--- Entries shown ---

Start of Block

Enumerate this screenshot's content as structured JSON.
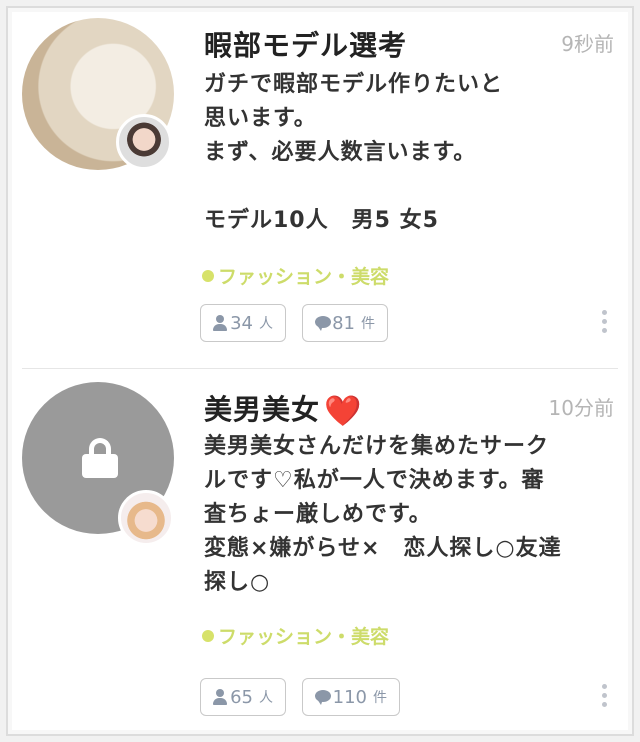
{
  "posts": [
    {
      "title": "暇部モデル選考",
      "time": "9秒前",
      "body": "ガチで暇部モデル作りたいと\n思います。\nまず、必要人数言います。\n\nモデル10人　男5 女5",
      "category": "ファッション・美容",
      "members_count": "34",
      "members_unit": "人",
      "posts_count": "81",
      "posts_unit": "件"
    },
    {
      "title": "美男美女",
      "title_emoji": "❤️",
      "time": "10分前",
      "body": "美男美女さんだけを集めたサーク\nルです♡私が一人で決めます。審\n査ちょー厳しめです。\n変態×嫌がらせ×　恋人探し○友達\n探し○",
      "category": "ファッション・美容",
      "members_count": "65",
      "members_unit": "人",
      "posts_count": "110",
      "posts_unit": "件"
    }
  ],
  "icons": {
    "members": "person-icon",
    "posts": "speech-bubble-icon",
    "more": "kebab-menu-icon",
    "locked": "lock-icon"
  },
  "colors": {
    "category": "#cddc6a",
    "time": "#b5b5b5",
    "chip_text": "#8b97a8"
  }
}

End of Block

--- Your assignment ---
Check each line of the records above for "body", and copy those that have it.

--- Answer to the exercise ---
      "body": "ガチで暇部モデル作りたいと\n思います。\nまず、必要人数言います。\n\nモデル10人　男5 女5",
      "body": "美男美女さんだけを集めたサーク\nルです♡私が一人で決めます。審\n査ちょー厳しめです。\n変態×嫌がらせ×　恋人探し○友達\n探し○",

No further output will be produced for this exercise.